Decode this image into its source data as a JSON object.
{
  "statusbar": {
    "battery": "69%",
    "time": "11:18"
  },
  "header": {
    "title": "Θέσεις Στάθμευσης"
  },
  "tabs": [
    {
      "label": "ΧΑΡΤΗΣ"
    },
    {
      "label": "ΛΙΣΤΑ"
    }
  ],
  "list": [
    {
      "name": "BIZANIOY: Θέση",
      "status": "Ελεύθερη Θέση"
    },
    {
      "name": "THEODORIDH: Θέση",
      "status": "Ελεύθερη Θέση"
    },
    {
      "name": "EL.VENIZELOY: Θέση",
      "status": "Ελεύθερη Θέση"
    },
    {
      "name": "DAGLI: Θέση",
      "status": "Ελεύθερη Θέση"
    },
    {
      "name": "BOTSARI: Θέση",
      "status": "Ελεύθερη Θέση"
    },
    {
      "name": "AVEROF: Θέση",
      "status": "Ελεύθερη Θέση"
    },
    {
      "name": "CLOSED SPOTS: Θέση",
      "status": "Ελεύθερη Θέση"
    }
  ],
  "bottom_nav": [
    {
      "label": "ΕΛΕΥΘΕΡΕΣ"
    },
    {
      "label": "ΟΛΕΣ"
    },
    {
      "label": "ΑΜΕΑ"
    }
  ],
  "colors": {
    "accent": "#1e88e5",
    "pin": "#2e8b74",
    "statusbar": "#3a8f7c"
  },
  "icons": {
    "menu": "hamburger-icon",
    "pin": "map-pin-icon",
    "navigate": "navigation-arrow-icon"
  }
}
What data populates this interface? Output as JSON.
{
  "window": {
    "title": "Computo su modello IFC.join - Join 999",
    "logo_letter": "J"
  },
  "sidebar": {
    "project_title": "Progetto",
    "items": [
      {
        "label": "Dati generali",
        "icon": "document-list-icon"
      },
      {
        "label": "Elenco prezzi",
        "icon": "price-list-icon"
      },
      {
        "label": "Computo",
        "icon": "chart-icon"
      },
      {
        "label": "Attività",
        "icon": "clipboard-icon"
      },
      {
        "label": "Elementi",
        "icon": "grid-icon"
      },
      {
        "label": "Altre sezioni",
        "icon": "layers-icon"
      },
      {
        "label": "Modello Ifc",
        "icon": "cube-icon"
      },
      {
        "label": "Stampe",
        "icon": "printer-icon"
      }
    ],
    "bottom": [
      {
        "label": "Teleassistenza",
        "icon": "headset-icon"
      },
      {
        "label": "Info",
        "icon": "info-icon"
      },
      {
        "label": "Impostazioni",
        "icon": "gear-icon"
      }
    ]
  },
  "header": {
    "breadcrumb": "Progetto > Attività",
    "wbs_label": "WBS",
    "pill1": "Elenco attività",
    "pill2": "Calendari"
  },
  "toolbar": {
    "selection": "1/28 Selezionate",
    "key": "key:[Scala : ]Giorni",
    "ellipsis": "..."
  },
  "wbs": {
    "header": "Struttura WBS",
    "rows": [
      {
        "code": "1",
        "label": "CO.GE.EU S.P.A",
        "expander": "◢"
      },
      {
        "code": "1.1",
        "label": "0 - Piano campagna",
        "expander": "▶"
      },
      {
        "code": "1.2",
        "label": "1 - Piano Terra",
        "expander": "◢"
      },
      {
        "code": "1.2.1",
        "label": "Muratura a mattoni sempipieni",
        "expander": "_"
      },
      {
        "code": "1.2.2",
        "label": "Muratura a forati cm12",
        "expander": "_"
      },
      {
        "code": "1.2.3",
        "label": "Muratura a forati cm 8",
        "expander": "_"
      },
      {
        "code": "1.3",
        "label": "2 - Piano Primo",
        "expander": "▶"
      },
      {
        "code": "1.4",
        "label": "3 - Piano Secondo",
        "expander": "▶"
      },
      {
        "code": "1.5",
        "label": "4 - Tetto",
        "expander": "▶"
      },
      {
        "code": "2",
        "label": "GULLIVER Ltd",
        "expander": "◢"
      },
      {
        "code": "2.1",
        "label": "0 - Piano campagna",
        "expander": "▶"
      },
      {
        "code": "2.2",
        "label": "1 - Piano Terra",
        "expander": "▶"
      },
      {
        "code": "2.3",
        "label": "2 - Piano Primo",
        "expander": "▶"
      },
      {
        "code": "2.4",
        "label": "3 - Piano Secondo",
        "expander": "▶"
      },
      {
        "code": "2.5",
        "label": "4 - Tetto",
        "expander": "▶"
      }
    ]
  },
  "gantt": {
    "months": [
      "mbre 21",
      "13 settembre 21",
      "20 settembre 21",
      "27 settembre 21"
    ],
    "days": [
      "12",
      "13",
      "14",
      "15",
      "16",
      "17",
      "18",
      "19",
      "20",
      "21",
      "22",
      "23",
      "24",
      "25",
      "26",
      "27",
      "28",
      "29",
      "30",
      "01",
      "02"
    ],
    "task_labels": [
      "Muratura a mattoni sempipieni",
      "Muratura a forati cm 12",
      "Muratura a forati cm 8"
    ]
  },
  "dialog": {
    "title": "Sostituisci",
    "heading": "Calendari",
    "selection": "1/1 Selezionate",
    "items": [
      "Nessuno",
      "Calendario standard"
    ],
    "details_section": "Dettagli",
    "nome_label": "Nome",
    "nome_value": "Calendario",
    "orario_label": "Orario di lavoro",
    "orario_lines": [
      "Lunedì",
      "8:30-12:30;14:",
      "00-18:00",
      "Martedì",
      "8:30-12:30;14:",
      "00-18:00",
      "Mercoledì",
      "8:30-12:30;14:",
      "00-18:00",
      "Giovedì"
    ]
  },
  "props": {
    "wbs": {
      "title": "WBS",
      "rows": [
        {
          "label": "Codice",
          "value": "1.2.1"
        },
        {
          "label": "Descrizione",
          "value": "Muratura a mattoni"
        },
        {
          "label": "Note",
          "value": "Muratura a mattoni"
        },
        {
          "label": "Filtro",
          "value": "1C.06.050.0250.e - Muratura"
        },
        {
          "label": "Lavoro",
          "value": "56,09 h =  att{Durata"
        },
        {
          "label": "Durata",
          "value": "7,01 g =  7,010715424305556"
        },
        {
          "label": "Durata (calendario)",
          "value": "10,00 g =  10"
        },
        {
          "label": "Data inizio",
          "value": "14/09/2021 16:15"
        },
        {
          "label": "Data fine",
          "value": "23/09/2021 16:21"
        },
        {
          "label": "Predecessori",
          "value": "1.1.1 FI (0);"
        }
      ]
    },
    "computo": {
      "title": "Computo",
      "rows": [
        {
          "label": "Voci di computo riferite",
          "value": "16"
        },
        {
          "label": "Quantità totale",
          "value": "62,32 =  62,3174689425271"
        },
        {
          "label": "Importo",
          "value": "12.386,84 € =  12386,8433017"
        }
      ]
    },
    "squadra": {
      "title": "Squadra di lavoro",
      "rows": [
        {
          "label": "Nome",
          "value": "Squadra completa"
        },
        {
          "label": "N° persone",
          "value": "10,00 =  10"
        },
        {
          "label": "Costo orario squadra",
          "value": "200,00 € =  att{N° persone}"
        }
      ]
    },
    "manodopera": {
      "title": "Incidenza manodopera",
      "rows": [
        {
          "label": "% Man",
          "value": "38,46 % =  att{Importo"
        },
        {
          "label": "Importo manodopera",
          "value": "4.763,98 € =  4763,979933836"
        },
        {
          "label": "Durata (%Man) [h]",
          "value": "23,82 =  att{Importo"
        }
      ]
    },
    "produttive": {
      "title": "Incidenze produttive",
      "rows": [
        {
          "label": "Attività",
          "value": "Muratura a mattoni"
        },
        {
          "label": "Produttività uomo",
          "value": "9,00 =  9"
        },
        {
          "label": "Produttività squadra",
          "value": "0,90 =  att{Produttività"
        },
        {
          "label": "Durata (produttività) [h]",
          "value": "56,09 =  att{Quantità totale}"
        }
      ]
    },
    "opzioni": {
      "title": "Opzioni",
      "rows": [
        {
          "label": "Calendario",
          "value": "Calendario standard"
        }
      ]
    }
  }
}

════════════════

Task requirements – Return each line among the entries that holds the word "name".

Reply to the exercise –
      "name": "BIZANIOY: Θέση",
      "name": "THEODORIDH: Θέση",
      "name": "EL.VENIZELOY: Θέση",
      "name": "DAGLI: Θέση",
      "name": "BOTSARI: Θέση",
      "name": "AVEROF: Θέση",
      "name": "CLOSED SPOTS: Θέση",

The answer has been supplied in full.